* **What you need to do**
Scan the entries for the word "label" and return every line that has it.

* **Dataset excerpts**
═══

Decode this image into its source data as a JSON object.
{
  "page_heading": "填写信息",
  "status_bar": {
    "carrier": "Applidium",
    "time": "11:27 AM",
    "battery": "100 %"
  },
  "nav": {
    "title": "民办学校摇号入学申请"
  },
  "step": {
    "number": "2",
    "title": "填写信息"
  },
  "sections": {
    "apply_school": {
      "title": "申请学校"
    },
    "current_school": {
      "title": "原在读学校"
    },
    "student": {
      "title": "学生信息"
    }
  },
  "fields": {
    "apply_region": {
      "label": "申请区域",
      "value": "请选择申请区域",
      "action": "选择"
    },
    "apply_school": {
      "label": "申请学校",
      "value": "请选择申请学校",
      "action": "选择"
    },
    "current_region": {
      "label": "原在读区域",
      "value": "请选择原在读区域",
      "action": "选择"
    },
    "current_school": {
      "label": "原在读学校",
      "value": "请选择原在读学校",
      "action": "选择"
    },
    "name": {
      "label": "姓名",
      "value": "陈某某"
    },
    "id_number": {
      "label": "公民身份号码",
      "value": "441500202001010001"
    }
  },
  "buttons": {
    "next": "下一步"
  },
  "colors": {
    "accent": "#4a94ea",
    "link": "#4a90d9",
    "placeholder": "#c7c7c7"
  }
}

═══

* **Solved exercise**
      "label": "申请区域",
      "label": "申请学校",
      "label": "原在读区域",
      "label": "原在读学校",
      "label": "姓名",
      "label": "公民身份号码",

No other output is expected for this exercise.